* Problem description
Look at each line of the listing. Copy those that hold the string "Modulok".
+++++
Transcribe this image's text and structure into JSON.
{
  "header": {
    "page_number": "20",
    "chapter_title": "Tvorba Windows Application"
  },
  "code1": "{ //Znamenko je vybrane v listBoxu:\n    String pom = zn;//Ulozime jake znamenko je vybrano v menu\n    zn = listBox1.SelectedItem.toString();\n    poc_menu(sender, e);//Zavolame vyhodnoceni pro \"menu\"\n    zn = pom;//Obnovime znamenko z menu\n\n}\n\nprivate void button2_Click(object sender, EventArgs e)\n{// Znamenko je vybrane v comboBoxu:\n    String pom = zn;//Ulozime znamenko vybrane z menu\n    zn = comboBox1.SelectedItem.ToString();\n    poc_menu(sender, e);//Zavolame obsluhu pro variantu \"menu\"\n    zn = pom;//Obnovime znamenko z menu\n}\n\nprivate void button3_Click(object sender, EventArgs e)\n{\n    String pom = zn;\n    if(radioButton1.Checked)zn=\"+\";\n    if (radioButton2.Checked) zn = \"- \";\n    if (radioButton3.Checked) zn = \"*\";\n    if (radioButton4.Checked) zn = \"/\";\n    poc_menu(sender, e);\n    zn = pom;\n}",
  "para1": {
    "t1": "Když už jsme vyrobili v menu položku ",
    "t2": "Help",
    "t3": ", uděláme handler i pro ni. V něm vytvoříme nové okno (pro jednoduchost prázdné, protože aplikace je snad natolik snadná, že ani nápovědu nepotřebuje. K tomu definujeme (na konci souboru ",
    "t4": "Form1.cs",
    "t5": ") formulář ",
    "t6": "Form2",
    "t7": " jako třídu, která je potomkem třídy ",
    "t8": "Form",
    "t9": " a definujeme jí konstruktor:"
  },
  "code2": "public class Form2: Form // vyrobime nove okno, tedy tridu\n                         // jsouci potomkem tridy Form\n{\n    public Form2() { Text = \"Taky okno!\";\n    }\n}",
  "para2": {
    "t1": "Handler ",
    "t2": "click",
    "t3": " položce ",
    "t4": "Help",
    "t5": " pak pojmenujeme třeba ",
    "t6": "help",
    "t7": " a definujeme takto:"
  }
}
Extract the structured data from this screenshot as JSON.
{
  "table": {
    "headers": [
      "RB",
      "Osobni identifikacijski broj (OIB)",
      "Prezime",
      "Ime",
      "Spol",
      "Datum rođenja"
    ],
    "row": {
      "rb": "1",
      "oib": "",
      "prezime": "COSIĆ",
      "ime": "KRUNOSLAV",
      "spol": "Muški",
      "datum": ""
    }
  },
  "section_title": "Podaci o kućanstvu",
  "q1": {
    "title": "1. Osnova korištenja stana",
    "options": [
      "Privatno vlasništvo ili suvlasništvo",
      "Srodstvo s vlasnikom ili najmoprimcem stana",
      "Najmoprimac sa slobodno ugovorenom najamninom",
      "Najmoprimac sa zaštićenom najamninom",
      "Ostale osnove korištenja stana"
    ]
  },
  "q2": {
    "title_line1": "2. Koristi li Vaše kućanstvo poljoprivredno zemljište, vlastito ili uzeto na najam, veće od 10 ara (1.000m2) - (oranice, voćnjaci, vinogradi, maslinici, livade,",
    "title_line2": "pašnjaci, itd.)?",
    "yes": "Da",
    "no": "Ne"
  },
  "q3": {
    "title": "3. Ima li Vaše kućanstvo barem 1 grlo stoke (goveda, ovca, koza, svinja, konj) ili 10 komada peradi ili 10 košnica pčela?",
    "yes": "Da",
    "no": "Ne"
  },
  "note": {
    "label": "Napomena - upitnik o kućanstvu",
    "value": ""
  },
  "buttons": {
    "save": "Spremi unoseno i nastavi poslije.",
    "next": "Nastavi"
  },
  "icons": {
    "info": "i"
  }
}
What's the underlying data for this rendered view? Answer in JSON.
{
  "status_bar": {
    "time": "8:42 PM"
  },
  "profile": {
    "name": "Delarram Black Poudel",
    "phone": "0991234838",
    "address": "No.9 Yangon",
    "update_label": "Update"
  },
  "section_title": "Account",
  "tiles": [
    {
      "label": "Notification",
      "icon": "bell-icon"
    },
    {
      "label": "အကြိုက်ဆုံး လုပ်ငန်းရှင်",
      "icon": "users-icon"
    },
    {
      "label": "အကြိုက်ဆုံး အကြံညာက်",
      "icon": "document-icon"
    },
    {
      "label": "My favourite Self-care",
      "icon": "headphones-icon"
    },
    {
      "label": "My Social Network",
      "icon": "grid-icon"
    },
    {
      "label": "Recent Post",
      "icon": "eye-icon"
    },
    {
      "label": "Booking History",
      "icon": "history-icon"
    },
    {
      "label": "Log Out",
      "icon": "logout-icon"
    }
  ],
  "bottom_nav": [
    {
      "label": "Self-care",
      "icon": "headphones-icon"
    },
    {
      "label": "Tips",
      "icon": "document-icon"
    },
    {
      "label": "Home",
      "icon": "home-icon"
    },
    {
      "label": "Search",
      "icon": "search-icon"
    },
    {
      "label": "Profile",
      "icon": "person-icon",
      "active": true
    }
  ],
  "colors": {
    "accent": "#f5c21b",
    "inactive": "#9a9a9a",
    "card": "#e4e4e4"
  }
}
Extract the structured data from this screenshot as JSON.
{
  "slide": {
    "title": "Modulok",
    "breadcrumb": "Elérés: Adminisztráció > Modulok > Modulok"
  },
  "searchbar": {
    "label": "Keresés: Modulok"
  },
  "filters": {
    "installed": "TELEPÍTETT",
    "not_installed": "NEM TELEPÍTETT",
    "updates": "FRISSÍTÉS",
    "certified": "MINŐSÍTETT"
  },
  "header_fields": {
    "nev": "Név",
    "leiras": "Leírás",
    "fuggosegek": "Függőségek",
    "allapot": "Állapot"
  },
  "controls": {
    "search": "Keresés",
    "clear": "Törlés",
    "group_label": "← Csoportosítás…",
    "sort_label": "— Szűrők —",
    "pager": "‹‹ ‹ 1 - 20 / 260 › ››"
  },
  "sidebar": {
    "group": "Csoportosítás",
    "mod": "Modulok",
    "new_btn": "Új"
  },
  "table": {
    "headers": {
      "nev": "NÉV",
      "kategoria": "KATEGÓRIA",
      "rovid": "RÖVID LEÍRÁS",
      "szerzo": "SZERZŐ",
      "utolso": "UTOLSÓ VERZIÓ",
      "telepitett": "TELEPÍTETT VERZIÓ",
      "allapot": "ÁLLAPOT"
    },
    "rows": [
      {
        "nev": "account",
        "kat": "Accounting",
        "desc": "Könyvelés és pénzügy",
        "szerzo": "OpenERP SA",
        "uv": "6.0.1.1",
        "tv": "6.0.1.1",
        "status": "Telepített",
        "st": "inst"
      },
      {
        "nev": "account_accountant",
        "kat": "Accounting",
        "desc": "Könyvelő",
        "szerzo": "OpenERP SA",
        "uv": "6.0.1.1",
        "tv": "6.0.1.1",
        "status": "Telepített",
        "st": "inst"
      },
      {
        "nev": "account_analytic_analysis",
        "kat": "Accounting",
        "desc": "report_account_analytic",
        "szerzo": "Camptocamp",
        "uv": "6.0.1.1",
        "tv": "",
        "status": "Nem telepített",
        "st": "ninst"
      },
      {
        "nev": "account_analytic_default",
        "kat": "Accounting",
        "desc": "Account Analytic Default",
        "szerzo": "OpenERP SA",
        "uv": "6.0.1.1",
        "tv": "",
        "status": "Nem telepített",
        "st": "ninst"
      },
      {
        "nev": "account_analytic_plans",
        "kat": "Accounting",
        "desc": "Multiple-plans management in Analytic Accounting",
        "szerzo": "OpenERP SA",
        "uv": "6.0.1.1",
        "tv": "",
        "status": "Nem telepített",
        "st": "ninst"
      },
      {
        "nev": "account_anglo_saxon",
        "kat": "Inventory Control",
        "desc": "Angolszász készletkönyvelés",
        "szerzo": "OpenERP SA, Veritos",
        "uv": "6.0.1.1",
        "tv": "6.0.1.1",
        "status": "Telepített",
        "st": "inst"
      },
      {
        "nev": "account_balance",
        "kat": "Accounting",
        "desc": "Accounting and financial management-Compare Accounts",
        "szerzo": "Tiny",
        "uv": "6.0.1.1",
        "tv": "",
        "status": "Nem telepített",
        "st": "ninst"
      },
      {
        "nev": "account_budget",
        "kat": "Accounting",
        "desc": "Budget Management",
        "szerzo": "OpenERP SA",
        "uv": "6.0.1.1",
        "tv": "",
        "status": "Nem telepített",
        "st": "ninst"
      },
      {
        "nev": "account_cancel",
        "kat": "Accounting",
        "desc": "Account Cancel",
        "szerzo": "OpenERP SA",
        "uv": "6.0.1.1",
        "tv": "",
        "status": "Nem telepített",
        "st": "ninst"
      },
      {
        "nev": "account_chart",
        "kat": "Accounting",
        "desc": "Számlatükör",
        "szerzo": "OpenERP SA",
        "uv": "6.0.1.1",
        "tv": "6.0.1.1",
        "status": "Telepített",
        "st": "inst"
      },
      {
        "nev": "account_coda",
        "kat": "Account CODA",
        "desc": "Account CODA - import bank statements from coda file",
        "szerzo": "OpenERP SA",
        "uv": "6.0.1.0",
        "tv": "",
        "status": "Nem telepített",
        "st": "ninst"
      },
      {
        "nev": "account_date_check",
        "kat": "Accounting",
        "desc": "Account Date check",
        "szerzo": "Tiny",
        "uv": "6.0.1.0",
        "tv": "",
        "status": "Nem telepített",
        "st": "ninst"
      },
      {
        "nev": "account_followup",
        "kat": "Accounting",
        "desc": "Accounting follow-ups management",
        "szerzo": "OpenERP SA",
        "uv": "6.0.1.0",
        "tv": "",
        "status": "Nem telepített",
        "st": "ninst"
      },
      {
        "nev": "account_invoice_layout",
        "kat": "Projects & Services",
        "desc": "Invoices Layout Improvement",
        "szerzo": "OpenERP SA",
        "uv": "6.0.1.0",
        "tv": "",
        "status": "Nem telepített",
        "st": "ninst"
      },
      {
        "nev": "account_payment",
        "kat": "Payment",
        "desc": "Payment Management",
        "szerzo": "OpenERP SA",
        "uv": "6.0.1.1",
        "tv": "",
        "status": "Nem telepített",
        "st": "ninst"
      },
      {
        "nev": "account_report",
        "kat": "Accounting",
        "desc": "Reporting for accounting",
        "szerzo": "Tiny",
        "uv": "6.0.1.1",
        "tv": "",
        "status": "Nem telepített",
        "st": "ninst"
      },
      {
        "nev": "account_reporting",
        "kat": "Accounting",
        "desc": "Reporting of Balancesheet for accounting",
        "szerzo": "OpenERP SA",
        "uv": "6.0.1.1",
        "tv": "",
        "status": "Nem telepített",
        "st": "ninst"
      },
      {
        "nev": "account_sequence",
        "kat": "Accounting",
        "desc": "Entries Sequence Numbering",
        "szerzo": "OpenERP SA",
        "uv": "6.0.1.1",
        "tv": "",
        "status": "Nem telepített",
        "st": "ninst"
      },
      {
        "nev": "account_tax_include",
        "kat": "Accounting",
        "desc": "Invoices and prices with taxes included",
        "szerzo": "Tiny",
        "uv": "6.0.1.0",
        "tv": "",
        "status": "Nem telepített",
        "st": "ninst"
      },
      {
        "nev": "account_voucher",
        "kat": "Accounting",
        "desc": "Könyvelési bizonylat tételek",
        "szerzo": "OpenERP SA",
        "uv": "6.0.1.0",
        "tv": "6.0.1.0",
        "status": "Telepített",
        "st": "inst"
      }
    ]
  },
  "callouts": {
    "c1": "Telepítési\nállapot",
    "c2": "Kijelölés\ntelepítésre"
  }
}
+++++
* Answer to the problem
    "title": "Modulok",
    "breadcrumb": "Elérés: Adminisztráció > Modulok > Modulok"
    "label": "Keresés: Modulok"
    "mod": "Modulok",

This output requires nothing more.